Focus in on the delights of the kitchen and the table with ...

Janice Cole's 20-minute apple pie is gorgeously good, and so beautiful coming out of the oven in my cast-iron skillet.

My friend Janice Cole writes a delightful and unique blog, one you will want to visit often. Here is where you’ll find it:

Not only will you find excellent recipes from a superb food writer and great smart cook, you will also be able to befriend and follow the Three Swingin’ Chicks. I’ll let you discover Janice and her girls by clicking over to her blog for a visit. I’m here today to talk about Janice’s wonderful, simple, rewarding apple pie recently posted there. Had I only read the headline “20-Minute Apple Pie” out in the world, I’d have passed it by with a snort and a “yeah, right!”. But it was from Janice and it came with a most tempting photograph; and this being pie month, I knew I had a job to do…

Serve this apple in bowls, for breakfast as well as for dessert. Warm is nice, with ice cream, whipped cream or a generous pour of cream or evaporated milk.

I picked up a few Granny Smith apples and a box of frozen puff pastry from the grocery store, and the following night, I turned on the oven, set out the puff pastry to thaw, peeled and sliced the apples, mixed up the spice-sugar mixture, and put it all into my trusty cast iron skillet. Twenty minutes was all the prep time needed, indeed, and cooking time was only 35 or 40 minutes, the last few minutes perfumed by that fine fall fragrance of baking apples and cinnamon. It browned handsomely, even in my gas-fired oven, which doesn’t always provide for me in that department, and the pie came out juicy and divinely delicious. If you know or read Janice Cole, you won’t be surprised that her recipes are excellent, but you’ll be grateful, as am I, and you will stock up on frozen puff pastry and keep a bowl of tart apples on the dining room table, both as centerpiece and as ticket to a busy-night, easy-as, A-is-for-apple pie. And while it cools down just a little bit, you can click over to check up on the girls, those three swingin’ chicks at Janice’s place on the web.

Autumn pleasure in a bowl.

Janice Cole’s 20-Minute Apple Pie

from “Three Swingin’ Chicks”

Janice writes: “This pie is topped with a puff pastry crust over an apple crisp-style filling made with tart apples, raisins, brown sugar, and spices. Serve it topped with cinnamon ice cream or with plain yogurt sprinkled with cinnamon.

4 medium to large tart apples, peeled, sliced
1/2 cup raisins
1/2 cup packed dark brown sugar
3 tablespoons all-purpose flour
1/2 teaspoon ground cinnamon plus additional for sprinkling
1/4 teaspoon ground nutmeg
1/8 teaspoon salt
1 sheet puff pastry (from 17.3 oz. pkg.) thawed according to package directions
milk to brush over crust
1 tablespoon granulated sugar

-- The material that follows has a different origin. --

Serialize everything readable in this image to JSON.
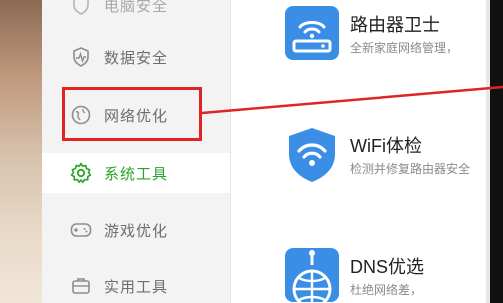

Heat oven to 425ºF. Spray a 9×2-inch deep dish casserole or pie plate with nonstick cooking spray. Toss the apples, raisins, brown sugar, flour, cinnamon, nutmeg, and salt together in a large bowl. Pile the apple mixture into the casserole.

Lay the puff pastry over the top of the casserole and trim away the excess pastry with a small knife or scissors. Brush the pastry with milk, sprinkle with granulated sugar and lightly dust with cinnamon. Lightly score pastry with knife to decorate, if desired, and make a small vent hole in the center.

Bake 35 to 40 minutes or until the pastry is golden brown and the apples are tender. Cool 30 minutes on wire rack to serve warm, or cool completely.

Serves 6  ”

This recipe comes from Janice Cole’s blog,  “Three Swingin’ Chicks” . Used with permission. Copyright Janice Cole 2010, all rights reserved.

About the Author
Nancie McDermott is a food writer and cooking teacher, and the author of ten cookbooks. Her passion is researching and celebrating traditional food in its cultural context, and her beloved subjects are two seemingly different places with much in common: the cuisines of Asia and of the American South. Nancie gained her Southern kitchen wisdom as a Piedmont North Carolina native,and her Asian culinary research commenced soon after college, when she was sent to northeastern Thailand as a Peace Corps volunteer.

Leave a Reply